School-based accountability and the distribution of teacher quality across grades in elementary school

Published

Journal Article

We use North Carolina data to explore whether the quality of teachers in the lower elementary grades (K-2) falls short of teacher quality in the upper grades (3-5) and to examine the hypothesis that school accountability pressures contribute to such quality shortfalls. Our concern with the early grades arises from recent studies highlighting how children's experiences in those years have lasting effects on their later outcomes. Using two credentials-based measures of teacher quality, we document within-school quality shortfalls in the lower grades, and show that the shortfalls increased with the introduction of No Child Left Behind. Consistent with that pattern, we find that schools responded to accountability pressures by moving their weaker teachers down to the lower grades and stronger teachers up to the higher grades. These findings support the view that accountability pressure induces schools to pursue actions that work to the disadvantage of children in the lower grades.© 2013 Association for Education Finance and Policy.

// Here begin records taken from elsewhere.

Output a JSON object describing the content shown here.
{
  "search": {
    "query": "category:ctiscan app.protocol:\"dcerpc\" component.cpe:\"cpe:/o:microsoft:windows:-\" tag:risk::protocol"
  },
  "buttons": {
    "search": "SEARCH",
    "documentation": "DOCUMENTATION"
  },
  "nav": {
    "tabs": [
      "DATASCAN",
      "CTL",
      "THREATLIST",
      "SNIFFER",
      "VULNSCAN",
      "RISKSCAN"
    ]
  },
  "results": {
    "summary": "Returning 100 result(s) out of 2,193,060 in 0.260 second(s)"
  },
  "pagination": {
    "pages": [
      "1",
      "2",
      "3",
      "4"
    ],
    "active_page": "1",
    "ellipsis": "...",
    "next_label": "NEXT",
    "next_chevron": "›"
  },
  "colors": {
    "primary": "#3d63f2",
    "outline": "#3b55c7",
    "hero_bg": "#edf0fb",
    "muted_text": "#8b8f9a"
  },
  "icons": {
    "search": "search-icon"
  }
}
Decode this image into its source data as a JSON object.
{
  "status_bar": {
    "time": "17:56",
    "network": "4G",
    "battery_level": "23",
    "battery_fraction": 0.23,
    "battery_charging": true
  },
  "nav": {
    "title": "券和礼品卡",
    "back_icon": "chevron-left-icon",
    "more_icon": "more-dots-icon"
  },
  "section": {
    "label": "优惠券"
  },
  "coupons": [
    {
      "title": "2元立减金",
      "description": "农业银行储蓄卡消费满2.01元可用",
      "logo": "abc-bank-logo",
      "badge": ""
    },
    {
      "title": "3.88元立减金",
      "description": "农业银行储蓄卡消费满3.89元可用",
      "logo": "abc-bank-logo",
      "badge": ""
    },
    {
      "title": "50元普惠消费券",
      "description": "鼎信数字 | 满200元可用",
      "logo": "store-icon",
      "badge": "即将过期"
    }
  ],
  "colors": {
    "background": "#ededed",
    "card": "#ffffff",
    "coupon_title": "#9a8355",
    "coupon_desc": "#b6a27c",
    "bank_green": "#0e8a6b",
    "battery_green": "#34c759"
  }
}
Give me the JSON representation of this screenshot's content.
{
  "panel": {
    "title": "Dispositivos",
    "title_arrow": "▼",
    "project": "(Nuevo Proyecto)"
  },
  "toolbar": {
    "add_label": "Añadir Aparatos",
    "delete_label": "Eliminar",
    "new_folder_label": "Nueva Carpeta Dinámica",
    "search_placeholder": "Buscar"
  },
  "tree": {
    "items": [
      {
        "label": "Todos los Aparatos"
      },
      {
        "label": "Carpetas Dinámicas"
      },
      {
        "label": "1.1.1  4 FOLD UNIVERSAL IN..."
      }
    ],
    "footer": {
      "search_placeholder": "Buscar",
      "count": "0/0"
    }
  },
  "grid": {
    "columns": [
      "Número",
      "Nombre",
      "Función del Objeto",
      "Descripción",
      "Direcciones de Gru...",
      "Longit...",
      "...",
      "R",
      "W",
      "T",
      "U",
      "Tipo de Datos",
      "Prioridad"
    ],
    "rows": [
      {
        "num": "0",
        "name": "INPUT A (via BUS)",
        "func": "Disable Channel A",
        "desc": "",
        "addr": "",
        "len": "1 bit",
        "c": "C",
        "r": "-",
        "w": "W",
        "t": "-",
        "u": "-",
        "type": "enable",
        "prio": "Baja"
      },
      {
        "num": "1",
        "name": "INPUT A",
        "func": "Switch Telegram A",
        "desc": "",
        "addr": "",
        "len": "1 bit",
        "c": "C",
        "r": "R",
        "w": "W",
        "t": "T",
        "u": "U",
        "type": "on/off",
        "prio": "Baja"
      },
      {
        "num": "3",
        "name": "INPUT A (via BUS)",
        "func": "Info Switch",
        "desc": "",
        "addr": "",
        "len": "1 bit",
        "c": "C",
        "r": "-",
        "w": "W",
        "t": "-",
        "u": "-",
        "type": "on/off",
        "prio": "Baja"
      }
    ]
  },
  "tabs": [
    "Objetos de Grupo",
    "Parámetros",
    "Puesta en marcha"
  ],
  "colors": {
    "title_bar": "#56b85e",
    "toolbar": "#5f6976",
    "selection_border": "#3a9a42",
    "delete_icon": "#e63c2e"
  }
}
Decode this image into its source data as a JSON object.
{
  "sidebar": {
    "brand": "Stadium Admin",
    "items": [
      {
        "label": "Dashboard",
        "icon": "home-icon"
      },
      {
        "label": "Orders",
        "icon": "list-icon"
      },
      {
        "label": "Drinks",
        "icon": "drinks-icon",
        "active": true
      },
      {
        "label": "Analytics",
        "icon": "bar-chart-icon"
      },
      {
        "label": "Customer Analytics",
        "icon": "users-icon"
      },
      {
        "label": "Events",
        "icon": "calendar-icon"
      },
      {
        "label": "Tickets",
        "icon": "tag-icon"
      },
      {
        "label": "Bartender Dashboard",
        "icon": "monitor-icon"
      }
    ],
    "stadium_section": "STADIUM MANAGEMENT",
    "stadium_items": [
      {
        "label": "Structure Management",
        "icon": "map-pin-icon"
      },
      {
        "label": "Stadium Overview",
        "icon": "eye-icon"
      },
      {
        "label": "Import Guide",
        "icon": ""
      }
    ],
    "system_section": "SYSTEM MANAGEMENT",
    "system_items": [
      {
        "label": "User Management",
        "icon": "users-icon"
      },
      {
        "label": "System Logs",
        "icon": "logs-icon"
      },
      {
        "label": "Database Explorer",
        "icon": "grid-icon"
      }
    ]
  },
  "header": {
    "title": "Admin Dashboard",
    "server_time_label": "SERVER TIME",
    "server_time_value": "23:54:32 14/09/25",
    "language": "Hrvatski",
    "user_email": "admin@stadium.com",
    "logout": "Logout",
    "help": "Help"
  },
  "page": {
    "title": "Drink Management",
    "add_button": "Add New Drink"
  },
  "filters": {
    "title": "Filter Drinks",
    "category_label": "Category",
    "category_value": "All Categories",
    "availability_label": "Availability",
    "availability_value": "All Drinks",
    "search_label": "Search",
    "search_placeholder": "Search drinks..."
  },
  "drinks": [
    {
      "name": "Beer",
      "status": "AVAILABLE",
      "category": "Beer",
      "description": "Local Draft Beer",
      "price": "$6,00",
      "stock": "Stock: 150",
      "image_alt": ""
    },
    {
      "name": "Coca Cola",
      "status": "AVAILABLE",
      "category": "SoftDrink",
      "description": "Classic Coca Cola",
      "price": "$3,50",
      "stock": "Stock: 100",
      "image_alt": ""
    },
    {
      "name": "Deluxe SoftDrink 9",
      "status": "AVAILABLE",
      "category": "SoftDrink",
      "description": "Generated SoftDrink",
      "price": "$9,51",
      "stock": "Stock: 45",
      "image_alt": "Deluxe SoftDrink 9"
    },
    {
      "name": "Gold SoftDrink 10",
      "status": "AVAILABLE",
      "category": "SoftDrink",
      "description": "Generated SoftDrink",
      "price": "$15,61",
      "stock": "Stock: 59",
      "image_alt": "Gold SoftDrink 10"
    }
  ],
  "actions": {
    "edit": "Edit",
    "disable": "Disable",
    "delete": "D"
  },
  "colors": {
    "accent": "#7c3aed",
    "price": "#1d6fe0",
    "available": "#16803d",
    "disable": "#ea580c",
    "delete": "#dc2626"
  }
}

Full Text

Duke Authors

Cited Authors

  • Fuller, SC; Ladd, HF

Published Date

  • October 1, 2013

Published In

Volume / Issue

  • 8 / 4

Start / End Page

  • 528 - 559

Electronic International Standard Serial Number (EISSN)

  • 1557-3079

International Standard Serial Number (ISSN)

  • 1557-3060

Digital Object Identifier (DOI)

  • 10.1162/EDFP_a_00112

Citation Source

  • Scopus